| WORK REQUEST |
Going line by line through the entries, count those containing "Level" and state only the result.

Extracted records:

===

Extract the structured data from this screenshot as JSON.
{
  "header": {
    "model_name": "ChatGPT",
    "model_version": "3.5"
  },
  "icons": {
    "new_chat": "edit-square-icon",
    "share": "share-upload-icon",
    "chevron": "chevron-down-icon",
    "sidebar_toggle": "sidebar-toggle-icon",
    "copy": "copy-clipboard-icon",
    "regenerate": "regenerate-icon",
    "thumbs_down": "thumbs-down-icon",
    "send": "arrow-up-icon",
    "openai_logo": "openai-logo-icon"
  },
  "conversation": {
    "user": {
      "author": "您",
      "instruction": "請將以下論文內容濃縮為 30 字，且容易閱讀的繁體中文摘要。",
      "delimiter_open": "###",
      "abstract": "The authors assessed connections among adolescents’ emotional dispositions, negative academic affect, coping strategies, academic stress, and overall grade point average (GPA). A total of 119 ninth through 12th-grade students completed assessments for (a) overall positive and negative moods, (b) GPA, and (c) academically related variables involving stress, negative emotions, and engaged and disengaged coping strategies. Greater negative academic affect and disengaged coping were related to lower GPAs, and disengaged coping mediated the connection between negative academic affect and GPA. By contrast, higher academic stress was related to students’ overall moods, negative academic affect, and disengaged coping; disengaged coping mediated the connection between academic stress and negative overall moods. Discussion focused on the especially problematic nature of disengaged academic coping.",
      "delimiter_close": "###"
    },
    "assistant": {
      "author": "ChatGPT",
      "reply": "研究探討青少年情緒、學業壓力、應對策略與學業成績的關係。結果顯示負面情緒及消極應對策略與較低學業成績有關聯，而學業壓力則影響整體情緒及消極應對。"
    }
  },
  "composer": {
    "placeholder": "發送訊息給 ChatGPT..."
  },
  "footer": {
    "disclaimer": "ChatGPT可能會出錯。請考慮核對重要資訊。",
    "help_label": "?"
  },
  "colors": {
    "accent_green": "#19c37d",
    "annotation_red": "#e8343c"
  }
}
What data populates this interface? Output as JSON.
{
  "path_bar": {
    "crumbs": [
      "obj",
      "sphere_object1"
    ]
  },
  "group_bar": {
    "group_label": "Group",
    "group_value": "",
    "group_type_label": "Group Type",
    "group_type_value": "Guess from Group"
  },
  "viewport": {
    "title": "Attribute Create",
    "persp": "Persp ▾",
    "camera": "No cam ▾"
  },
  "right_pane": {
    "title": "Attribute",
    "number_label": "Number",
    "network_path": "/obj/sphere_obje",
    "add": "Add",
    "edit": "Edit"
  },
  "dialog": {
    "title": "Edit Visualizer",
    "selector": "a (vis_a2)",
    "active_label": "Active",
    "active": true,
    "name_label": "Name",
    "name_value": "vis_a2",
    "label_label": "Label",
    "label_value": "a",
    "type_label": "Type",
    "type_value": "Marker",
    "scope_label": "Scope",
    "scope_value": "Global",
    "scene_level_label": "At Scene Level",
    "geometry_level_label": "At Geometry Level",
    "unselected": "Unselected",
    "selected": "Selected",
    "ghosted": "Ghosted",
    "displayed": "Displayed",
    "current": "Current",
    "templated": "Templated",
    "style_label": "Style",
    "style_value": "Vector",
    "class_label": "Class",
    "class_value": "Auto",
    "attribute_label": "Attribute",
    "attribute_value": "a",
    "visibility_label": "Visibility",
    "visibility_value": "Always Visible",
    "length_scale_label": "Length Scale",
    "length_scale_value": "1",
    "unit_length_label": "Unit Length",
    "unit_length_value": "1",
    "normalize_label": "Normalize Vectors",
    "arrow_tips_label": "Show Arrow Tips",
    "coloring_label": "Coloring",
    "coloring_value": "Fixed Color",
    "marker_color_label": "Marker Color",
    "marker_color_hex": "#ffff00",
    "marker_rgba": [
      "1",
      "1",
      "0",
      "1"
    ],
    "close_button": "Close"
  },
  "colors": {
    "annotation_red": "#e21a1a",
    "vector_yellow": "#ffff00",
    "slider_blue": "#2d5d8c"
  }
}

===

| EXPECTED ANSWER |
2